“Almost unchecked” abuse of migrant workers created a situation where up to 1 in 6 recent migrants to Australia were being paid less than the minimum wage, government ministers have said while introducing major reforms to protect temporary visa holders.

The new reforms, which will be introduced into Parliament in coming weeks, will include measures designed to penalise “unscrupulous employers” who have, Minister for Home Affairs Clare O’Neil said, “routinely exploited” low-wage workers.

“Over the last ten years our migration system has drifted deeper and deeper into reliance on low-paid temporary migrant workers who we know are routinely exploited,” she said as the new changes were announced.

“The fact that this has been happening almost unchecked in our migration system is a reflection on the competency and values of the former government.”

The new measures will include making it a criminal offence to coerce someone into breaching their visa conditions; increasing penalties and new compliance tools to deter exploitation; and providing for ‘prohibition notices’ that can be issued to employers found to have exploited migrants, preventing them from hiring any other people on temporary visas.

The measures will also repeal s235 of the Migration Act – which, the ministers said, “actively undermines people reporting exploitative behaviour” for fear of losing their visa status – and include whistleblower protections that let migrants expose and leave exploitative employers without fear of reprisal.

Government ministers will consult with business, unions and civil society regarding the structure of the protections, as well as working to strengthen the operational “firewall” that keeps the Fair Work Ombudsman and Department of Home Affairs at arm’s length.

Minister for Immigration, Citizenship and Multicultural Affairs Andrew Giles said the changes were crucial to addressing what he called a “crisis of exploitation”.

“When migrant workers are being underpaid, it hurts all of us,” he said, “driving wages and conditions down for everyone…. These reforms will help workers speak up and target those employers who do the wrong thing.”

A $50 million funding boost will support Australian Border Force efforts to enforce the new controls.

A fair deal for all

The changes – which come in the wake of a temporary decision to allow workers on student visas to work more than 40 hours per fortnight without losing their visas – “could be a game-changer for stopping the exploitation of migrant workers in Australia – if they are effectively designed,” said associate professor Bassina Farbenblum, co-executive director of the Migrant Justice Institute and UNSW Faculty of Law and Justice.

“For the first time, migrant workers could safely address wage theft and walk away from employers who exploit them without risking their visa.”

“Dodgy employers will no longer be able to assume that international students and other migrants will suffer in silence if they’re underpaid or abused.”

There were 1.639 million temporary visa holders in Australia on Census night in August 2021, according to the ABS – with carers and aides, road and rail drivers, cleaners and laundry workers, sales assistants and salespersons, and food trades most represented.

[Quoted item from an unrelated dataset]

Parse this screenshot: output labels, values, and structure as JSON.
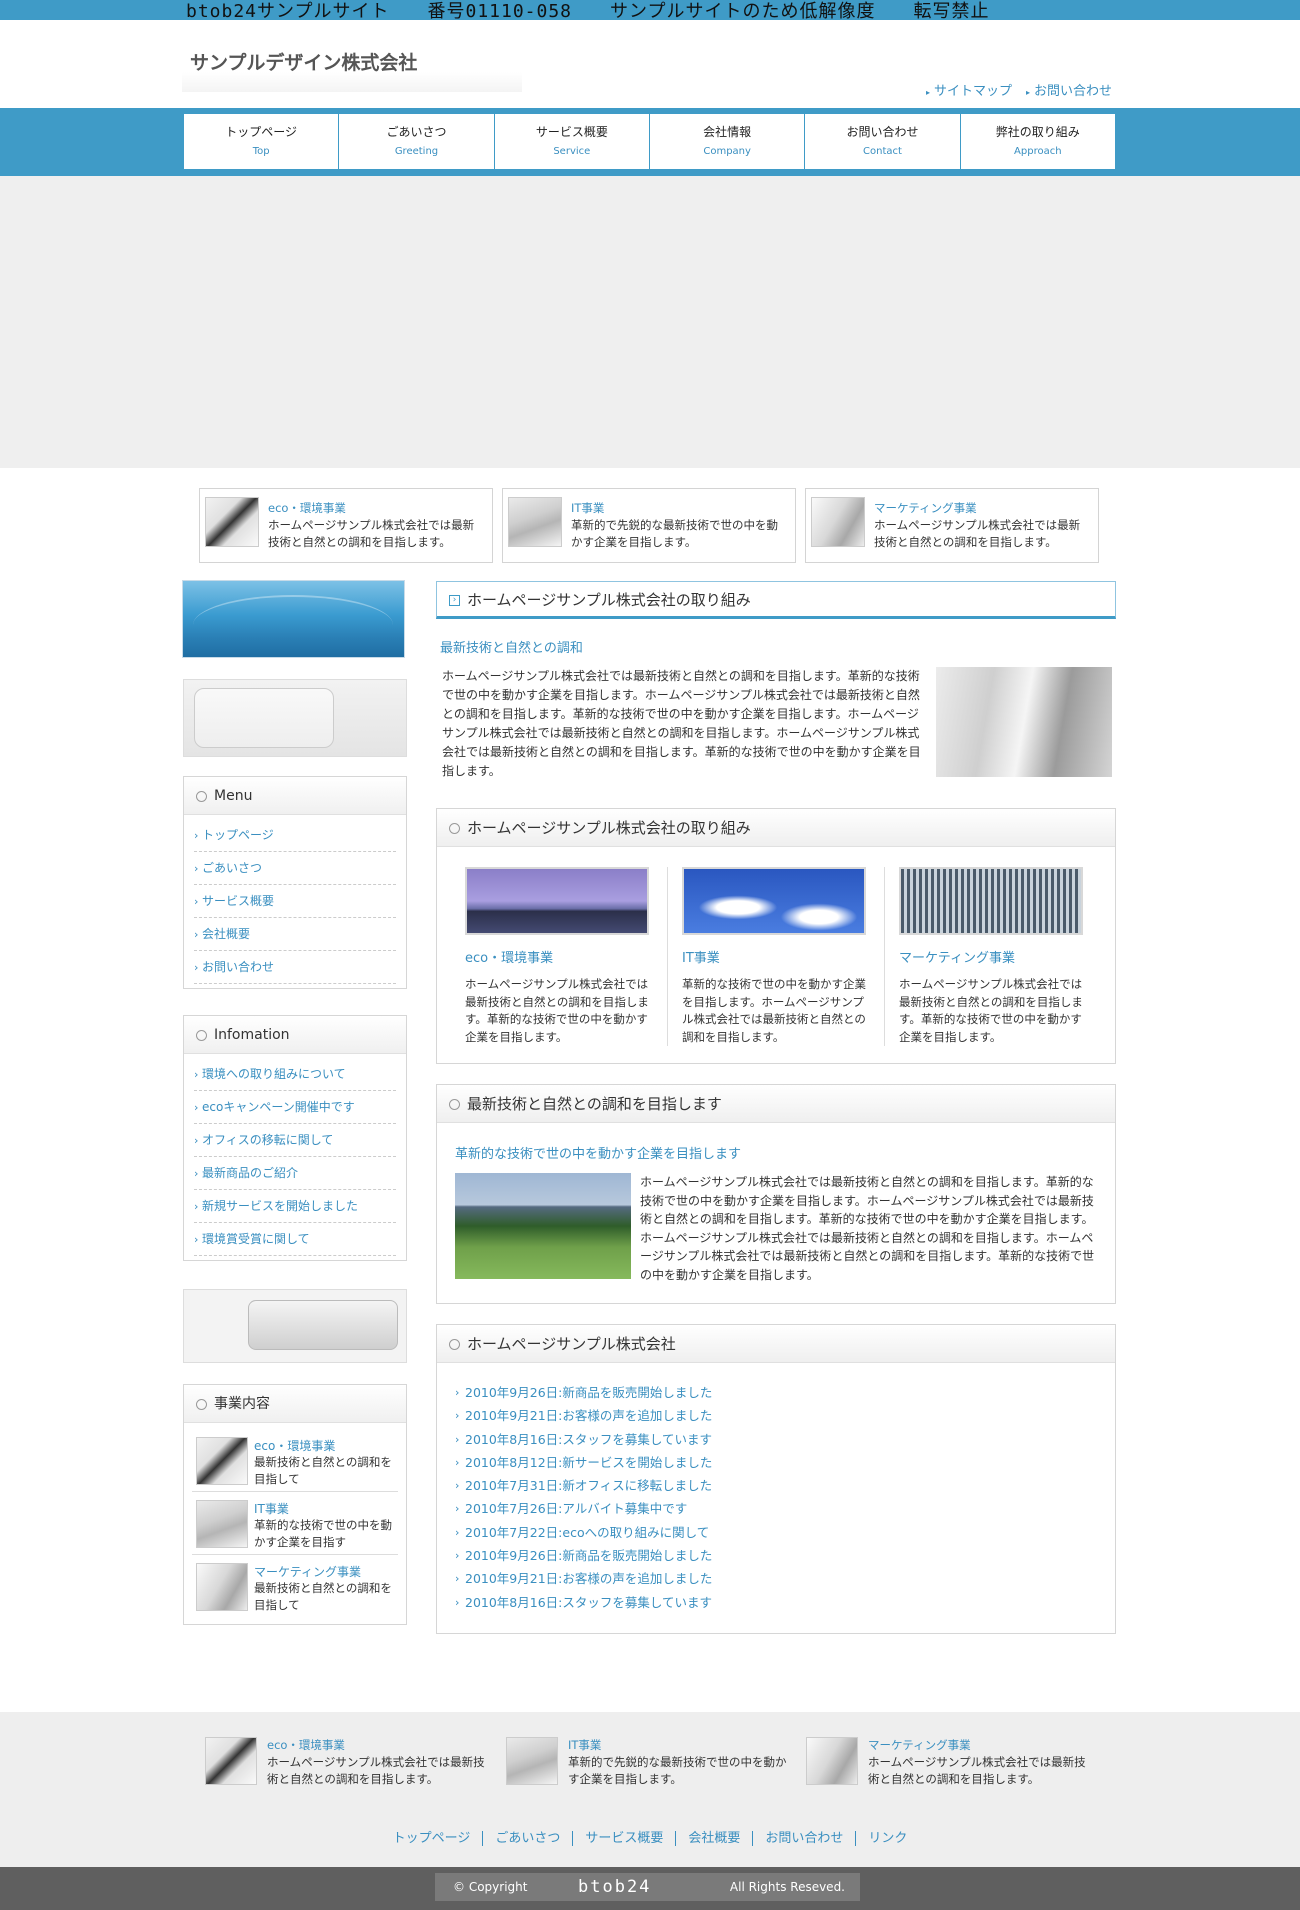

Australian authorities granted 39,460 temporary skilled visa applications in the first three quarters of this financial year, according to Home Affairs statistics – a 73 per cent year-on-year increase – with 67,470 primary visa holders in the country as of 31 March.

This includes 4,410 software engineers, 2,250 ICT business analysts, 1,950 developer programmers, 1,400 management consultants, and 870 analyst programmers – a strong showing for an ICT industry that has come to rely on a steady flow of technology and management expertise to fill gaps in domestic supply of skills.

Strengthening the protection of their visas conditions will be crucial in righting the “gross power imbalance” between employers and the students and professionals they hire, Democracy in Colour national director Neha Madhok said as the policy changes were announced.

“Australia’s economy continues to rely on the work of migrants, international students, and others on temporary visas, yet migrants aren’t afforded the same protections as all Australians,” she said.

Without real change, she said, “employers know they can continue practices like wage theft and breaching fair work laws because the visa statuses of migrant workers are not protected or secure…. The government must ensure that all reforms to the migration system truly protect migrant workers and treat everyone in Australia with dignity.”